The truth really really hurts.



posted on Mar, 6 2017 @ 02:59 PM
link   

originally posted by: seasonal
I thought we would have felt some pretty big inflation. While there has been some in food, in general the inflation hasn't been as extreme as I thought.
In fact it has been docile.
I don't know if this inflation is going to hit yet or not. There also is the petro dollar, there as so many strings in the financial mess. Pull on one string and a whole lot more fall on the floor.


I used to have a decent collection of silver coins, I probably had $2000 worth sitting in some change jars. When my apartment got broken into this past summer though they were all taken. I assume the thieves didn't know what they grabbed and it got spent as actual coins because I've gotten a few in change from the local gas station.

Anyways, the printing of money is unlikely to cause inflation on it's own. Inflation happens when the demand for money drops while the supply increases. Inflation will only happen when we dump money into the economy but everyone suddenly starts saving money rather than spending it. That's why interest rates have been kept so low, and why the government largely tells people to go spend rather than save. It's to encourage people to not hoard cash, as long as the velocity of money (the rate money changes hands) remains high, the system will remain stable.

We have however been hit by something similar to inflation which is stagnant wages. Inflation has remained low, but wages haven't kept up largely because annual wages are effectively tuned by CPI which produces innacurate numbers. This has resulted in inflation rising at a higher rate than wages despite annual COL adjustments.

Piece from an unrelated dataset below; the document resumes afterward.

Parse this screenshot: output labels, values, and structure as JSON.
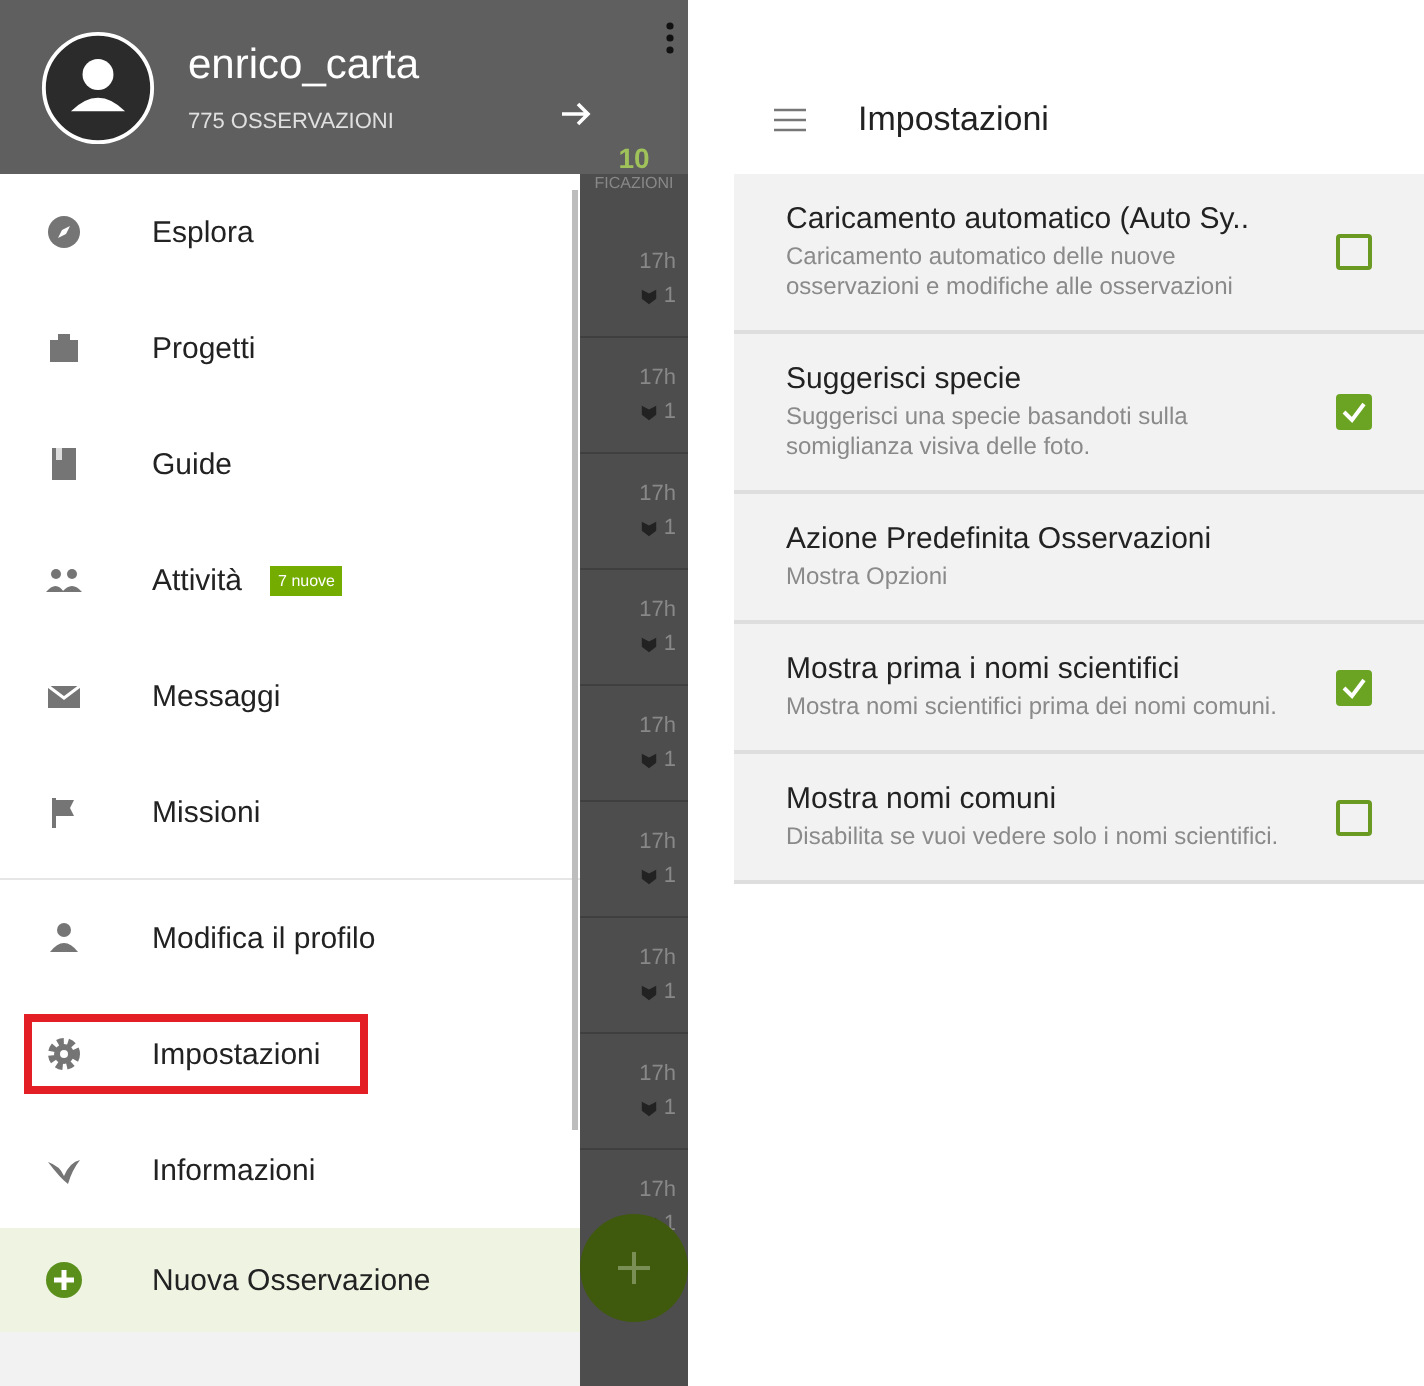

If you do that year after year for nearly 40 years as we've now done... people just aren't making what they used to, of course you could also argue that this has kept the demand for money high and helped to head off high inflation rates.
edit on 6-3-2017 by Aazadan because: (no reason given)



posted on Mar, 6 2017 @ 06:47 PM
link   
a reply to: Aazadan

Was it insured?



posted on Mar, 6 2017 @ 07:10 PM
link   

originally posted by: seasonal
Was it insured?


No.



posted on Mar, 7 2017 @ 12:23 PM
link   
a reply to: Aazadan

Pretty sure that is the wrong way round. Inflation is driven by demand, people spending money. Money that is saved has little inflationary affect ( see Japan).



posted on Mar, 7 2017 @ 12:27 PM
link   
The people who invest in treasury bonds on behalf of pension firms, investment companies and government are generally reasonably well educated.

Pretty sure they are aware of hyperinflation and recognise that it is an anomaly.



posted on Mar, 7 2017 @ 01:54 PM
link   

originally posted by: ScepticScot
a reply to: Aazadan

Pretty sure that is the wrong way round. Inflation is driven by demand, people spending money. Money that is saved has little inflationary affect ( see Japan).


It comes down to the velocity of money. When money is stagnant (sitting in hands and saving) the demand drops, which in turn lowers the value and creates inflation. When money is changing hands rapidly, there's a high demand for more so inflation doesn't set in.

Here's a couple articles on the concept
www.forbes.com...

www.forbes.com...



new topics

top topics



 
18
<< 1  2    4 >>

log in

join